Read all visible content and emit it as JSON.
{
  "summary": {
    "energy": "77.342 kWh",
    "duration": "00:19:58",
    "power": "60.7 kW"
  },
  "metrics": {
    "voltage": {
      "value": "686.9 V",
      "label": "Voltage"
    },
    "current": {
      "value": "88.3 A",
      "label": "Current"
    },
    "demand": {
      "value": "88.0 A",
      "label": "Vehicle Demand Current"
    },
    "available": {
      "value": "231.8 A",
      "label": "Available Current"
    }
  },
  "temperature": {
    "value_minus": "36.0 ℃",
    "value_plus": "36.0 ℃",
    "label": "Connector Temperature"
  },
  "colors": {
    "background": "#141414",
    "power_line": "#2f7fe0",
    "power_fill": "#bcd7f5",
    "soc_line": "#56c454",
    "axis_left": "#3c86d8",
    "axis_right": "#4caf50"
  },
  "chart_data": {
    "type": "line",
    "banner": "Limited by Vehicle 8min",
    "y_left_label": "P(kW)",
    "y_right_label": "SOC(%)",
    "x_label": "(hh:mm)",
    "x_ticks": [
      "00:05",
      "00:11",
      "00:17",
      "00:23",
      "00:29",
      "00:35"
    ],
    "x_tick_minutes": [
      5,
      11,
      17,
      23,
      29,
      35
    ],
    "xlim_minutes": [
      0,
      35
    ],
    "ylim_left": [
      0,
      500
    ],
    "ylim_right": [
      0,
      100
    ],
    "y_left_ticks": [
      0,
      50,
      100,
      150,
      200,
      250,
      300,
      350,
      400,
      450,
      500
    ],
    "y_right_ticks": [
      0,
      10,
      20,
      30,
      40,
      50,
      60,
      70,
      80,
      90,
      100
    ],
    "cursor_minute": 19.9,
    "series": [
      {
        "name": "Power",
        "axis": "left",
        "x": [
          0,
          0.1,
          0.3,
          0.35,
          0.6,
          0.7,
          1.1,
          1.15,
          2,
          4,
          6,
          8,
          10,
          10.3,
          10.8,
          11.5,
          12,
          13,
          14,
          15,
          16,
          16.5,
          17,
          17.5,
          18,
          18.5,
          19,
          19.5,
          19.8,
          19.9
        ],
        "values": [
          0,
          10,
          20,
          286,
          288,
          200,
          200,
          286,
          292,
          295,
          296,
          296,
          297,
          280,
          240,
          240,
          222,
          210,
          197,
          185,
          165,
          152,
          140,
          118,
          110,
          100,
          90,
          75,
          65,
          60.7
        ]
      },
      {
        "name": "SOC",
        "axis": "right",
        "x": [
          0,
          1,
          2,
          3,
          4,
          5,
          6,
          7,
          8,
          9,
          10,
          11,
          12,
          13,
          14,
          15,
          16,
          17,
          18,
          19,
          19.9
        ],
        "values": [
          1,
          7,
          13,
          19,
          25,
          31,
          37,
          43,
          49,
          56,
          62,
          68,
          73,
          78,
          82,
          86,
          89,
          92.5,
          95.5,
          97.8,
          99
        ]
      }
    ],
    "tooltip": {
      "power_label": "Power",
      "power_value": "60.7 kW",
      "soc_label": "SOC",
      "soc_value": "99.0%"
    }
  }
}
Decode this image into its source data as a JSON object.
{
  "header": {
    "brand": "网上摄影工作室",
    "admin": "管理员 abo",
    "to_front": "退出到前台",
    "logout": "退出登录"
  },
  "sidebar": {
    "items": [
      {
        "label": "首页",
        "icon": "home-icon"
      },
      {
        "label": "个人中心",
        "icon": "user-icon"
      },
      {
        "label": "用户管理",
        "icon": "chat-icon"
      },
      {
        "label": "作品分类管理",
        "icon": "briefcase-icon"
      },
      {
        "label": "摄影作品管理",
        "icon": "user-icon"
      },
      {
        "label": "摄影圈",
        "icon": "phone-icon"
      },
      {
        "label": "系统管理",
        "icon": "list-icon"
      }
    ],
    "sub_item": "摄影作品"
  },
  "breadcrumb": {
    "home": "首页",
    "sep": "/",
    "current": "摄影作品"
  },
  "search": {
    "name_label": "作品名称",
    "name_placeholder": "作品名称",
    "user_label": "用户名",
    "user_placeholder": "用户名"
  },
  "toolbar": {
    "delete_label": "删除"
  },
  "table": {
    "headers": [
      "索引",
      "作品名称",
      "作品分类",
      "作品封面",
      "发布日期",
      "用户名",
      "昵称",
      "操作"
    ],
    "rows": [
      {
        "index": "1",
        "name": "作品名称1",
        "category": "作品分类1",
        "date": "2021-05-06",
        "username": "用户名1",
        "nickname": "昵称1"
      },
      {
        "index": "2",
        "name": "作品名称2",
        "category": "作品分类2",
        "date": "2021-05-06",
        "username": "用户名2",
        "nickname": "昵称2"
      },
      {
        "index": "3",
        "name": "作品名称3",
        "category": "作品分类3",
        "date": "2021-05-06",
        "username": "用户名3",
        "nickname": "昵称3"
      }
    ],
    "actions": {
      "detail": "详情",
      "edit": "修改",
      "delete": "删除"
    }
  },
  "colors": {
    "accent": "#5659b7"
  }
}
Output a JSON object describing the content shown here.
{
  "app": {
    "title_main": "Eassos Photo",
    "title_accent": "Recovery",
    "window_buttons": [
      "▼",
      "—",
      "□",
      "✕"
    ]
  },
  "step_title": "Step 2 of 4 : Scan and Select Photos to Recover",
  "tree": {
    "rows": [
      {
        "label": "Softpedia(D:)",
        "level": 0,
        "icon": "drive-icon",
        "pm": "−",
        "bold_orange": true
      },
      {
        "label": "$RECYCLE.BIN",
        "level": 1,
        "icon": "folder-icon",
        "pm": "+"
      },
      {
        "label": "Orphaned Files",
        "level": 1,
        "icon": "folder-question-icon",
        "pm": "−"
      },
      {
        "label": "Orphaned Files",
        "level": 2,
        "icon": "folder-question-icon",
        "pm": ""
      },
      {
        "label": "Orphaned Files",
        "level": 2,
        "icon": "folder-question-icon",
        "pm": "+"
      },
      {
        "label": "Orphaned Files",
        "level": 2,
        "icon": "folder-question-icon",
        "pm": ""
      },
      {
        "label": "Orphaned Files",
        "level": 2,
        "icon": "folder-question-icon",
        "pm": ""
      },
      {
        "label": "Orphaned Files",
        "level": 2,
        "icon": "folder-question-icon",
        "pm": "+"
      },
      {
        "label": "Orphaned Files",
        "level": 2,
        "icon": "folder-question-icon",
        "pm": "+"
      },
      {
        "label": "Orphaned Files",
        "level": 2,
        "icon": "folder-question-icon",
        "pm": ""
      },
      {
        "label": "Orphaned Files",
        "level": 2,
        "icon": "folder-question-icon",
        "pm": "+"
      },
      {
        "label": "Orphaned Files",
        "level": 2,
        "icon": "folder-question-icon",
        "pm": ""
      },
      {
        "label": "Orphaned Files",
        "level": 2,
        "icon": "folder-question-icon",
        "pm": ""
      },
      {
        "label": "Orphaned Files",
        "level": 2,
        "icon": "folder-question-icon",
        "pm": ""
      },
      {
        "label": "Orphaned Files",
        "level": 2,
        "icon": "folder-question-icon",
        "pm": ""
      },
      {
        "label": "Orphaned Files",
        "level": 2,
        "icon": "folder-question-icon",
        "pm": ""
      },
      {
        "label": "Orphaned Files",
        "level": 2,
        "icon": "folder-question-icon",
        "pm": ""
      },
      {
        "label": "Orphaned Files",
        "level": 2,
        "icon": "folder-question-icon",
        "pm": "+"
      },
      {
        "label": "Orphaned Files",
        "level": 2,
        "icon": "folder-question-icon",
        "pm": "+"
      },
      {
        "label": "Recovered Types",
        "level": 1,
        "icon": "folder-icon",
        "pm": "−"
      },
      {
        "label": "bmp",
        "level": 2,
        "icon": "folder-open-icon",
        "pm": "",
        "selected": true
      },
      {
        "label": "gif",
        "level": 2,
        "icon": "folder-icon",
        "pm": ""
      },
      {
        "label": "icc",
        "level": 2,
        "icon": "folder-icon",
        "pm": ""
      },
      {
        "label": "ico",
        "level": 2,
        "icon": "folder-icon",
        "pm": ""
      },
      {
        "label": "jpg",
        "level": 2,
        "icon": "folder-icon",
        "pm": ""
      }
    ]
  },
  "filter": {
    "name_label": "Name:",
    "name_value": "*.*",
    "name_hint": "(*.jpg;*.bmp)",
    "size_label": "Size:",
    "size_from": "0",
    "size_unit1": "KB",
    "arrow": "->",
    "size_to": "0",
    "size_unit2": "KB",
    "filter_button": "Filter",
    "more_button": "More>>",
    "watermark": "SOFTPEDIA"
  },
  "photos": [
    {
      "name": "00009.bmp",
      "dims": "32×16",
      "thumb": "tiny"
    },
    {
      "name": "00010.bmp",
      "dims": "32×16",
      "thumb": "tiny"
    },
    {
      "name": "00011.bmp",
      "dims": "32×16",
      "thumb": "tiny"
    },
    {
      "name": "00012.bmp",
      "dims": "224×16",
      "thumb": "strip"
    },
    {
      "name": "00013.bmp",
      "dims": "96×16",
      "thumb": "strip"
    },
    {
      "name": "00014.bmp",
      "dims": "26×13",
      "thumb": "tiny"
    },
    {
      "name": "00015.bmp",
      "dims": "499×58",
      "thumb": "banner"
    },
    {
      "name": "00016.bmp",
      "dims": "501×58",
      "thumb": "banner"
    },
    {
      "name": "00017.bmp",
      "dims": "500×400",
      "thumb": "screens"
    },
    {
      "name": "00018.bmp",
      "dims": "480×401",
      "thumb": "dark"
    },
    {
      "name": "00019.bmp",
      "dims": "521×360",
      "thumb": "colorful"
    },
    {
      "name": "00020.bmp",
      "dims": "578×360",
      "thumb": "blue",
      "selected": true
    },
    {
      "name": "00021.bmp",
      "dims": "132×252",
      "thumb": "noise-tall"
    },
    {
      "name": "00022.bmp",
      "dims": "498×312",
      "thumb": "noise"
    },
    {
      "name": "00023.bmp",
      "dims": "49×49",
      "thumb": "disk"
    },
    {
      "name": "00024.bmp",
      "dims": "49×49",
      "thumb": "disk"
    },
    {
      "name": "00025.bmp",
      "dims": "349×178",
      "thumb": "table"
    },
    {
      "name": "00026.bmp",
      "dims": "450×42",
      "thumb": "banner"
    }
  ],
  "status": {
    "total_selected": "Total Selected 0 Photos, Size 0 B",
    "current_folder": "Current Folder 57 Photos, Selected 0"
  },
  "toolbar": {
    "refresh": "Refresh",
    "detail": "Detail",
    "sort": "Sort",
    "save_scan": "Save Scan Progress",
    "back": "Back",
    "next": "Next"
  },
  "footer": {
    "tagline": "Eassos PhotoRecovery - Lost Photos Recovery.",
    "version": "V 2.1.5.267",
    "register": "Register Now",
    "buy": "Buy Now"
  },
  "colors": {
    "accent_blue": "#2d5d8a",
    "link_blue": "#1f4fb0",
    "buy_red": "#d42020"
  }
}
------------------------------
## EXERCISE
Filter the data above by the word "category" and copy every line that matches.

## ANSWER FOR THE TASK
        "category": "作品分类1",
        "category": "作品分类2",
        "category": "作品分类3",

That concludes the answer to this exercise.